Table 1.

In vivo and in vitro biological activities of AAT on diabetes

Source and dose of AAT Outcomes
In vivo model
Islet allograft immune response Aralast, 60 mg/kg; matrigel-embedded islets Graft survival prolonged, immune cell infiltration reduced, intragraft insulin content increased, intragraft VEGF transcript levels elevated
Aralast, 60 mg/kg
Plasmid-derived hAAT, 450 |jg/mL plasma levels
Grafts accepted, immune tolerance achieved, Tregs localized at graft sites, systemic and local IL-1Ra elevated
Islet autoimmune response Aralast, 60 mg/kg; adeno-associated delivery of recombinant AAT Islet function preserved, immune tolerance achieved, auto- and alloreactive grafts accepted
Toxic β-cell injury Aralast, 60 mg/kg 48-Hour cell death reduced, insulin release preserved
In vitro assay
Glucose-stimulated insulin secretion
 Mouse islets Aralast, 0.25-0.5 mg/mL Cytokine-dampened insulin release restored
 Human islets Aralast, 0.5 mg/mL Impure islet culture insulin release improved
 β-cell lines Prolastin, 0.125-1 mg/mL Insulin release improved
β-cell–specific toxin (streptozotocin)
 Murine MIN-6 cell line Prolastin, 0.5 mg/mL Apoptosis reduced

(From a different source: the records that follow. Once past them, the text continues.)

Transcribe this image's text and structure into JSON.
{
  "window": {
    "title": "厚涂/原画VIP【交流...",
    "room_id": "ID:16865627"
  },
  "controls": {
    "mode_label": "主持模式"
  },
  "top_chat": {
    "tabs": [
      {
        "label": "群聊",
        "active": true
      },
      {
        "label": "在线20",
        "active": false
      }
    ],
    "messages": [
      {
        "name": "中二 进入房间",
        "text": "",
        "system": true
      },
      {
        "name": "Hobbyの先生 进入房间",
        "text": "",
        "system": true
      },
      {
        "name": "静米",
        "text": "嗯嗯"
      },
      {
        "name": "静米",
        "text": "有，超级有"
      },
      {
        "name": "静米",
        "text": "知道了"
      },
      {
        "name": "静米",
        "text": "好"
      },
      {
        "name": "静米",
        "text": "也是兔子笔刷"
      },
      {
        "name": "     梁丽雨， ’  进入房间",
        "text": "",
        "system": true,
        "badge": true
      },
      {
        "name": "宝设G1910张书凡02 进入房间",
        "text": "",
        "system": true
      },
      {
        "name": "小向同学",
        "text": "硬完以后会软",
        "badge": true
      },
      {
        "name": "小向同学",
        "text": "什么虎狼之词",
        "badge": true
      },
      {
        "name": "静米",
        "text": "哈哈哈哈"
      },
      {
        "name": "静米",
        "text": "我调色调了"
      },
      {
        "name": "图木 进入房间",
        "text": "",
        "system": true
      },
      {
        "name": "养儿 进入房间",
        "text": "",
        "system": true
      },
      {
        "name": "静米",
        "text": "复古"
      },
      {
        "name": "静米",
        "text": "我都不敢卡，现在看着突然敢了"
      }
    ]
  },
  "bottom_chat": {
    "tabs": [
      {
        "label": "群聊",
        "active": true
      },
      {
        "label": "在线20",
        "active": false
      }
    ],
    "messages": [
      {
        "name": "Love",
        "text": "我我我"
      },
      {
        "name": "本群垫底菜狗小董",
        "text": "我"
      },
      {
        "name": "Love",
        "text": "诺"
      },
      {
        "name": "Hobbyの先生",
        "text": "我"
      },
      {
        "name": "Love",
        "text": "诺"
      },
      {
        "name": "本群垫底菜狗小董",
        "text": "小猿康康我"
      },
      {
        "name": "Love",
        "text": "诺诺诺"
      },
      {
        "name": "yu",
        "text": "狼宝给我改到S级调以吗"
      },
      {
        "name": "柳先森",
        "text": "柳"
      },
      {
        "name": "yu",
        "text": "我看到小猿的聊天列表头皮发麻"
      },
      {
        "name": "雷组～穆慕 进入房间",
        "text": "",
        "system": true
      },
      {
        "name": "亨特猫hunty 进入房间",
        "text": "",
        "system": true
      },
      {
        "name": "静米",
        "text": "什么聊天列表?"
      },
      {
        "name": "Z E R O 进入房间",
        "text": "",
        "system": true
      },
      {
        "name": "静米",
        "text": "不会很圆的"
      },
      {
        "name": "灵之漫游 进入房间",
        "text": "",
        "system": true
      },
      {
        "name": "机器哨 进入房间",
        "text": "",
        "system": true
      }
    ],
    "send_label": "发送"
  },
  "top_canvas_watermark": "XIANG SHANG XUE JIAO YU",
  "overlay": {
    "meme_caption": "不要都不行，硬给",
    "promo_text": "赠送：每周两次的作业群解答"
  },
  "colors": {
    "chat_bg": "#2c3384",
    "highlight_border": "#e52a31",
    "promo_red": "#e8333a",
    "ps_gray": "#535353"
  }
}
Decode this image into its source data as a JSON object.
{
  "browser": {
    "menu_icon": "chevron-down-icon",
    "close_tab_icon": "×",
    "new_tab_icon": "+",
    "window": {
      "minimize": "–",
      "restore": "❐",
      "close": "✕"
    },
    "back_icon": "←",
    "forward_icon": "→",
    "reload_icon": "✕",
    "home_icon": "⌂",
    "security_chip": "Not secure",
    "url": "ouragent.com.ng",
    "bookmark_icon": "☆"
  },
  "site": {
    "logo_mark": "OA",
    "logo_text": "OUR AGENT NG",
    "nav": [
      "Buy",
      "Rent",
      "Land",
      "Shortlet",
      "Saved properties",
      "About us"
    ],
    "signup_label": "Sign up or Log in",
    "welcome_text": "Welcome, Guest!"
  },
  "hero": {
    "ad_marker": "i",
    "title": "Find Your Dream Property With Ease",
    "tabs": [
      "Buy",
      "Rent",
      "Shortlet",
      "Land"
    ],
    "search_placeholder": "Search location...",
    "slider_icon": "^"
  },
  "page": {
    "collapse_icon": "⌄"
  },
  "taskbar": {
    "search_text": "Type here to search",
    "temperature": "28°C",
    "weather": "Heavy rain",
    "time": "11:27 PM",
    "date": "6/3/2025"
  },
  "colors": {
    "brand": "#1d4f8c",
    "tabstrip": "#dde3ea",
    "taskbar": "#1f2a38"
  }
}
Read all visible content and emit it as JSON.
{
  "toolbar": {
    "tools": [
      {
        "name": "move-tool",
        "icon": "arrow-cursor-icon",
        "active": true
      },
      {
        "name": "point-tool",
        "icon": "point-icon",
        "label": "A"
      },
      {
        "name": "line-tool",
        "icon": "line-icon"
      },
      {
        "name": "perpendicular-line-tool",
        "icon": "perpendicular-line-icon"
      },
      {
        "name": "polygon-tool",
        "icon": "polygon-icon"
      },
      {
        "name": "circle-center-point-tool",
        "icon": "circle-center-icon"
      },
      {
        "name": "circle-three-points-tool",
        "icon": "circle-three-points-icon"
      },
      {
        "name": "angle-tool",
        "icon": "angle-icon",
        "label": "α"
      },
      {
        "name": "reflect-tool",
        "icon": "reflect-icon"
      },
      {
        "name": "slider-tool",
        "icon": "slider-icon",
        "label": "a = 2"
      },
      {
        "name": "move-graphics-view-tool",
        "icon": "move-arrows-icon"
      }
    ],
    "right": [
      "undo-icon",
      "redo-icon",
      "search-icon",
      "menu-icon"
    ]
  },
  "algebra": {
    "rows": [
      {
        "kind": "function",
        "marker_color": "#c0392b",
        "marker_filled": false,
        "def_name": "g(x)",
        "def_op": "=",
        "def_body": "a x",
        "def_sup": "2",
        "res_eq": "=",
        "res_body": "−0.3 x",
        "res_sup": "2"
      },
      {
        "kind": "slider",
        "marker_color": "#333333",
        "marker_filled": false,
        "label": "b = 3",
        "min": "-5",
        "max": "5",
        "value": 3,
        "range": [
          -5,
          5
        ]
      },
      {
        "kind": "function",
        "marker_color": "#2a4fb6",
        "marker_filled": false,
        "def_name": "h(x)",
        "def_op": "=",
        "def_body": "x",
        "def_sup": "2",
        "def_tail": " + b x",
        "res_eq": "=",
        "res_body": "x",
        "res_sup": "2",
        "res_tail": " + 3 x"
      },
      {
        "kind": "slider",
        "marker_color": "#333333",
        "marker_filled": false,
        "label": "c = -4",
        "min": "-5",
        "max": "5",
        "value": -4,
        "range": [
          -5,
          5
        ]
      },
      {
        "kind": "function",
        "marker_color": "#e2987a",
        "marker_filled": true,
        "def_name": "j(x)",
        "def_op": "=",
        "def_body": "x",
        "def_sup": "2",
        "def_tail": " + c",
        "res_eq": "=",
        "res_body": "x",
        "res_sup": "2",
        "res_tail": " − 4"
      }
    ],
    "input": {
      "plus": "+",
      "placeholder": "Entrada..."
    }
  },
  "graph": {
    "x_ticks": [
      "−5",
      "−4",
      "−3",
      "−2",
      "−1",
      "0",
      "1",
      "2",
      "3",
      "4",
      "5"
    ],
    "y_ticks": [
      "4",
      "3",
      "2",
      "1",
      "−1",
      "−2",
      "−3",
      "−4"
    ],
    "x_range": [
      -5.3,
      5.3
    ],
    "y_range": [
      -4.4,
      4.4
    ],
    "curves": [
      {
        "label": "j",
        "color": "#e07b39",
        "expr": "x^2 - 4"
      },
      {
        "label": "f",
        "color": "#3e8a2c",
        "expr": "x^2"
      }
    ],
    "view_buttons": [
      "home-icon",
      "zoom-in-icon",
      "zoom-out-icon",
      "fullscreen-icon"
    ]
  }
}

AAT, alpha-1 antitrypsin; VEGF, vascular endothelial growth factor; IL, interleukin.

Modified from Lewis. Mol Med 2012;18:957-70. [10]